As of 2015, the company was producing more than 13,000 gunstocks a week, and it employs nearly 100 people. Its success is partly built on two federal Community Development Block Grants, which fund economic development projects in challenged areas. The company hopes to add 25 to 50 more jobs by the end of 2016, according to Vice President Brody Cousineau.
In addition to expansions at places such as Cousineau and Kennebec Lumber, Maine also could benefit from expanding its markets for biomass and renewable energy, according to Mindy Crandall, an assistant professor of forest landscape management and economics at the University of Maine’s School of Forest Resources.
Biomass is a viable market for low-grade material — trees that are too small to be used for saw timber or trees that may not be a good species for wood products — but that can be used to create energy.
Eliminating that material from the forest is critical to sustainability practices, according to Crandall, and it frees up the forest for bigger, healthier trees to grow for lumber and other uses. But both biomass facilities and Maine pellet plants have struggled to compete this winter with low gas and oil prices and a mild winter lessening demand.
Bob Linkletter, owner of the Maine Woods Pellet Co. in Athens, said despite the tough winter, the long-term outlook is good for pellets. The Athens plant, which employs about 35 people, manufactures about 100,000 tons of pellets per year.
“We need to get more in the state buildings and schools. That’s the best savings, and it would be the best way to get more pellets in use,” Linkletter said.
Ensuring that Maine’s forest products sector remains viable also means continuing to invest in the state’s paper mills that are left, according to Crandall and Strauch.
“Real people have lost jobs and the paper mills are challenged, but the ones that are still up and running are some of the larger mills that have seen capital investments; and if they’re competitive, they’re moving into other product lines,” Strauch said.
In 2013, for example, Sappi Fine Paper invested $170 million in equipment at its Cloquet Mill in Minnesota for the production of specialized cellulose, a wood pulp product used in textiles and clothing items. The company has two mills in Maine — in Skowhegan and Westbrook.
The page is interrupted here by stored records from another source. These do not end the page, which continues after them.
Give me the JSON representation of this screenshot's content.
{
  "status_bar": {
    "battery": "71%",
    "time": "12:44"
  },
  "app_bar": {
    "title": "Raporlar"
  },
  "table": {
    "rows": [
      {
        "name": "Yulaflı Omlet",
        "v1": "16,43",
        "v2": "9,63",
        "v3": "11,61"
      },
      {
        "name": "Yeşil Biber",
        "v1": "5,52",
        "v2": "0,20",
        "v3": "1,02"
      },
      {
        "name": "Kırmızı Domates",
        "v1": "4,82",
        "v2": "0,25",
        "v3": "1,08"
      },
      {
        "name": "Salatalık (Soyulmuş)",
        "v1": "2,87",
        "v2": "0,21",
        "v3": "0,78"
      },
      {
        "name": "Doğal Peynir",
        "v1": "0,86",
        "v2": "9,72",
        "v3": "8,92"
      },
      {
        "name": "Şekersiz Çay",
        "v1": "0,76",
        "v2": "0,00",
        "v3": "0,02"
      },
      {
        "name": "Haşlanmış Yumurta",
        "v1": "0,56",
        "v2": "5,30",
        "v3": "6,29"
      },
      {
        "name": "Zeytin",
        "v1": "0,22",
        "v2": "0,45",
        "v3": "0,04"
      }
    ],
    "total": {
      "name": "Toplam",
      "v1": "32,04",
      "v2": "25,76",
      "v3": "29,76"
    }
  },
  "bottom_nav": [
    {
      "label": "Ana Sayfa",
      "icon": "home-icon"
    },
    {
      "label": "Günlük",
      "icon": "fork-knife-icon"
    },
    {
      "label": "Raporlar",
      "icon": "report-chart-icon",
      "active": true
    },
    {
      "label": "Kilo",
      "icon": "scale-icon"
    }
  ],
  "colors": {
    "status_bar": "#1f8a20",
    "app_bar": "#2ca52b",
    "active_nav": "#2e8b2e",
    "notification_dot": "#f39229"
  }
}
“It’s those kind of innovations that are really important,” Strauch said. “How to get that innovation and that kind of investment to take place in Maine, that’s the challenge we’re facing right now.”